Maghull, L31 2PH
Owners: Maghull Cinemas Ltd, controlled by Leslie Blond.
Architect: Alexander Webber.
Original capacity: Stadium 1400 seats.
Date opened: Wednesday 28th September 1955.
Opened by: Douglas Glover, MP.
Opening film: “There’s No Business Like Showbusiness” starring Ethel Merman and Marilyn Monroe.
Rebranded as Astra Entertainment Centre: 5th June 1975.
Final General Manager: Geoff Mander.
Date Closed: Tuesday 4th April 1995.
Demolished. Site now in use as a supermarket.
The Albany, Northway Magull designed by Alexander Webber in the stadium style, was a late starter as far as cinema construction is concerned. Most cinemas before the coming of the multiplex were built from the nineteen twenties through to the late thirties.
It was reported in the local press that it was the first cinema to be built without the traditional proscenium and the screen was fifty feet wide. The wide auditorium seated 1400 customers.
Instead of radiators round the walls there were hot water pipes in channels let into the floor under the rows of seats. Oil fired equipment was time controlled and the temperature thermostatically controlled.
Another feature was that the manager could look into the theatre from his office through a shuttered window which was situated at the rear of the auditorium. He could also view into the foyer area.
The cinema costing £70,000 to build was run by Magull Cinemas Ltd, controlled by Leslie Blond, who also ran the Phoenix, opening 1951 in Wallasey and three others. Construction of the cinema began in November 1954. Work, at one point was delayed due to serious flooding, but opened on time.
Ormskirk MP Douglas Glover was asked to formally open the cinema at a Gala Evening which was witnessed by a capacity audience on Wednesday 28th September 1955.
The opening attraction was “There’s No Business Like Showbusiness” starring Ethel Merman and Marilyn Monroe.
Click on the above frame to watch the title song of “Theres No Business Like Showbusiness”.

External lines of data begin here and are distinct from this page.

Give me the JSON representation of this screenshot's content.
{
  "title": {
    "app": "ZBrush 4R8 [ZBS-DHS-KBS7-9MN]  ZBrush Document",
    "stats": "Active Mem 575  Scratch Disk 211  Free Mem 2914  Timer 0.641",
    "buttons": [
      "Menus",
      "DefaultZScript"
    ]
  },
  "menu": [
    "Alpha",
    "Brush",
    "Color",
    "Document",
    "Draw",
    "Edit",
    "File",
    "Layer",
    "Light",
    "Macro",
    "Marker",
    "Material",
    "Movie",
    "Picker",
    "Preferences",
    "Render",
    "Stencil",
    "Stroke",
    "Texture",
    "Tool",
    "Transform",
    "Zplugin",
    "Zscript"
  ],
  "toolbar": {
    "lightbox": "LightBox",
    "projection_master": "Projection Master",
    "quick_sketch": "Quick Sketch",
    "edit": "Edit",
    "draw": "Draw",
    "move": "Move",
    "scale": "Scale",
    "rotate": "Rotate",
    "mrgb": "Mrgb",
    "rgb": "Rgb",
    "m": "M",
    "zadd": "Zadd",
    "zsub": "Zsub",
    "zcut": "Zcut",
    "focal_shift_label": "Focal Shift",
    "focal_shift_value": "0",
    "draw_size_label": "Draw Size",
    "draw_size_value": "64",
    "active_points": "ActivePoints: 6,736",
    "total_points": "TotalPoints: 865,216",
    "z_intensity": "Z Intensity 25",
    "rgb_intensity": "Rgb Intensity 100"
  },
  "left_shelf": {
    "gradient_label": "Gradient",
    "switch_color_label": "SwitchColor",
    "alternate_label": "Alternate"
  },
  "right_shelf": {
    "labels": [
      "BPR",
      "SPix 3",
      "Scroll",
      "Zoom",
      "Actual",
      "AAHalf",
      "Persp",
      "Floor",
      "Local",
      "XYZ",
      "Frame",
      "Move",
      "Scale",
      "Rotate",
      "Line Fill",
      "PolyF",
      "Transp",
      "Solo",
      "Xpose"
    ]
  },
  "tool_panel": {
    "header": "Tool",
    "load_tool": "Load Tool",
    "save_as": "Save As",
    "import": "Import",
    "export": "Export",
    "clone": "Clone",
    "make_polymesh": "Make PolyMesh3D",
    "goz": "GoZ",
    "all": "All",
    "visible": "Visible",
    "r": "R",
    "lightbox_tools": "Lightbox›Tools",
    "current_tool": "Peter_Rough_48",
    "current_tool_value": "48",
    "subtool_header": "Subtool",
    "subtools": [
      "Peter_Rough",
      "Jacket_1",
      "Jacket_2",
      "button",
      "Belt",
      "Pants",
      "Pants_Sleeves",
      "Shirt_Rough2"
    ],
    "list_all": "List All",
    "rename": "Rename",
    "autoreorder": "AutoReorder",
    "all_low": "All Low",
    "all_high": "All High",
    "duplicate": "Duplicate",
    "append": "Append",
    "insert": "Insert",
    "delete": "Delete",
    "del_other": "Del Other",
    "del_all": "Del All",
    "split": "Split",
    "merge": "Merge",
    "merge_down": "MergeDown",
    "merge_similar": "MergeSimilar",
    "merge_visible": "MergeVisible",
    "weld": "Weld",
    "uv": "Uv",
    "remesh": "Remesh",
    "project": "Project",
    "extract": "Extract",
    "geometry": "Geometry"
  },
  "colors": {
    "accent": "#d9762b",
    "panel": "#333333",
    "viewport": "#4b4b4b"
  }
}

It was stated that three systems were fitted, Vistavision, Metroscope and Cinemascope, no mention of wide screen. This would appear to be misleading as cinemascope and Metroscope would be projected the same way. Original Vistavision was run horizontal and was short lived. Most cinemas, including the Albany would show it in wide screen, like other wide screen films. So in reality there would only be two ratios at the Albany, wide screen and cinemascope. However, these statements would impress the uninitiated.
Later it was taken over by the Hutchinson Leisure Group from Burnley. They closed it as a single screen on the 1st February 1975 with the film “Enter The Dragon”. Two mini cinemas, each seating 193 were built in the former raised section of the auditorium. The front part of the stalls became a 500 seat bingo club.
It was renamed Astra and opened as the Astra Entertainment Centre on the 5th June 1975 with screen 1 showing “Man About the House” and screen 2 screening “Freebie and the Bean”.
In June 1986 Apollo Leisure Group took control.
In 1991 bingo ceased and the area was converted into a 300 seat cinema. This made its debut on the 20th December 1991 with the film “Assault on Precinct 13”.
The cinema venue closed on the Tuesday 4th April 1995. Manager for the final nine years of the building’s life was Geoff Mander, who also managed the Phoenix and the Palladium, in Liverpool.
The building was demolished and a supermarket was built on the site.
David A Ellis©chestercinemas.co.uk